What you have to do: Work out how many lines of the listing hold "true", then state only that count.

Records to process:
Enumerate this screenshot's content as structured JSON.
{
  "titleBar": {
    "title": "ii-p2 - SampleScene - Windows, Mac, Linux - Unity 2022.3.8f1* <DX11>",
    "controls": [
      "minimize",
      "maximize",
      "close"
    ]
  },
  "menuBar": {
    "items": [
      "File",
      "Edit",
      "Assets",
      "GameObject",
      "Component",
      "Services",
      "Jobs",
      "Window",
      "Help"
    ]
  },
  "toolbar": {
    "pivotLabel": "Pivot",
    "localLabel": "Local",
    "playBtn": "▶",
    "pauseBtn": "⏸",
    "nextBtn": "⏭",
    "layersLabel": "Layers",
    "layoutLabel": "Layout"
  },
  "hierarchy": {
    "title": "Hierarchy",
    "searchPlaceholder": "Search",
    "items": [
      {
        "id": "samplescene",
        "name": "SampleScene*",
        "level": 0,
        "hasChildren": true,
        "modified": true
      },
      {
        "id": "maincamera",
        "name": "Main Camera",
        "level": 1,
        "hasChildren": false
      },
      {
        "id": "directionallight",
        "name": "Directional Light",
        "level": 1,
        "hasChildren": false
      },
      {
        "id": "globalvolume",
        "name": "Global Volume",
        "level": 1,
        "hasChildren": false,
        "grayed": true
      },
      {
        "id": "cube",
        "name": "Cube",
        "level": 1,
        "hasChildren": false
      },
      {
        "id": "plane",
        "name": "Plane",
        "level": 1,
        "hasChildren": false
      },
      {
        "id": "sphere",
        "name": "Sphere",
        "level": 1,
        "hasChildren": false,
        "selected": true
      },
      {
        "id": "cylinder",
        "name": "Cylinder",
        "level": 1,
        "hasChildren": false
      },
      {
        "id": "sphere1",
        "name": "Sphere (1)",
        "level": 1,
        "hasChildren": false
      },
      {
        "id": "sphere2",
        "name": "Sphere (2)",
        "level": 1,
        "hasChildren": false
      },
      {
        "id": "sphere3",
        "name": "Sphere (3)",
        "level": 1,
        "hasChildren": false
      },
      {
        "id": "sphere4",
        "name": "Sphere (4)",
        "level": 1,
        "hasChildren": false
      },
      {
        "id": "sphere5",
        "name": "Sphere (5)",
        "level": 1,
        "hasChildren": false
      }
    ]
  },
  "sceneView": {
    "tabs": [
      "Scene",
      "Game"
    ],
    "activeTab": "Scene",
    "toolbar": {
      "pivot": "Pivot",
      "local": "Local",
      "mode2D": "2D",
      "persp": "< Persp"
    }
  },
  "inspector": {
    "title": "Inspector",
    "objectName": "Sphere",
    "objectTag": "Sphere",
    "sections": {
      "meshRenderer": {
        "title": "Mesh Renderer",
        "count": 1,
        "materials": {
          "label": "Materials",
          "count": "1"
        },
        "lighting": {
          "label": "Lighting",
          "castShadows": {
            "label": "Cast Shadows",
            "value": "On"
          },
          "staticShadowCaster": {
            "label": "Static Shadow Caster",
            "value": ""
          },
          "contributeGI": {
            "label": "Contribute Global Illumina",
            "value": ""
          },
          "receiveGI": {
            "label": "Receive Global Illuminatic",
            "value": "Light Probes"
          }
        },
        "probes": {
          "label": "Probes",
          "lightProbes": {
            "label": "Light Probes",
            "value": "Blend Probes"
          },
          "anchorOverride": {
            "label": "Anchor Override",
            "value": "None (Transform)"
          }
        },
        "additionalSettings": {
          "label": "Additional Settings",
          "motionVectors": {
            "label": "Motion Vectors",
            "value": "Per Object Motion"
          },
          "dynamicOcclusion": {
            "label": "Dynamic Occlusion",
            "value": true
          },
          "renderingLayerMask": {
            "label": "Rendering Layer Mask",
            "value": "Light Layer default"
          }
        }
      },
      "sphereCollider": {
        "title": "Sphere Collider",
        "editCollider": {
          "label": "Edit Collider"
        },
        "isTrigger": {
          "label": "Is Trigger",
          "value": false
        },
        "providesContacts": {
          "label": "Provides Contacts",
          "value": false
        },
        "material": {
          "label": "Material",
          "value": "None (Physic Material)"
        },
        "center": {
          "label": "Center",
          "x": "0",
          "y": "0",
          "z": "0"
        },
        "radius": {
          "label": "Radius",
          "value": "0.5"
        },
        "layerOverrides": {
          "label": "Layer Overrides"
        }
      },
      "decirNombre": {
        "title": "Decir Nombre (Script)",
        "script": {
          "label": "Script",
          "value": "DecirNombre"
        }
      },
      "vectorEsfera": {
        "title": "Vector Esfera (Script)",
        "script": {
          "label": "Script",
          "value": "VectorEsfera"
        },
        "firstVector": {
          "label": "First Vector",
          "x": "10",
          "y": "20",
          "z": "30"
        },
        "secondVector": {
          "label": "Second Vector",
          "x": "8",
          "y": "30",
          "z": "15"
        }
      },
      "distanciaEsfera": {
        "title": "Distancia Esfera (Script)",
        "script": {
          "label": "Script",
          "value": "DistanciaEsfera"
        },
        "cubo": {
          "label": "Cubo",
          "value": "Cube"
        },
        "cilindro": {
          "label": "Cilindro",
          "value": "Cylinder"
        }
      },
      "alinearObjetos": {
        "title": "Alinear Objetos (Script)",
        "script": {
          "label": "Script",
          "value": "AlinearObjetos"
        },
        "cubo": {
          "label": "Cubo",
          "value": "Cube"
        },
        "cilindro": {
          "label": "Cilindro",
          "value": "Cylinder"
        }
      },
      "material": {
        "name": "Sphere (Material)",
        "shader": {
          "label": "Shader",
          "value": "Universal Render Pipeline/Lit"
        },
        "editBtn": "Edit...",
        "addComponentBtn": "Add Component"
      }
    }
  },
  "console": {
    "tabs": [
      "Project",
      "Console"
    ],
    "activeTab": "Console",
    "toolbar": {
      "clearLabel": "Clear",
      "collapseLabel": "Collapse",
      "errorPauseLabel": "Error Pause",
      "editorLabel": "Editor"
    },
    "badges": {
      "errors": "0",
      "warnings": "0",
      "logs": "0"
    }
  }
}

Your solution: 5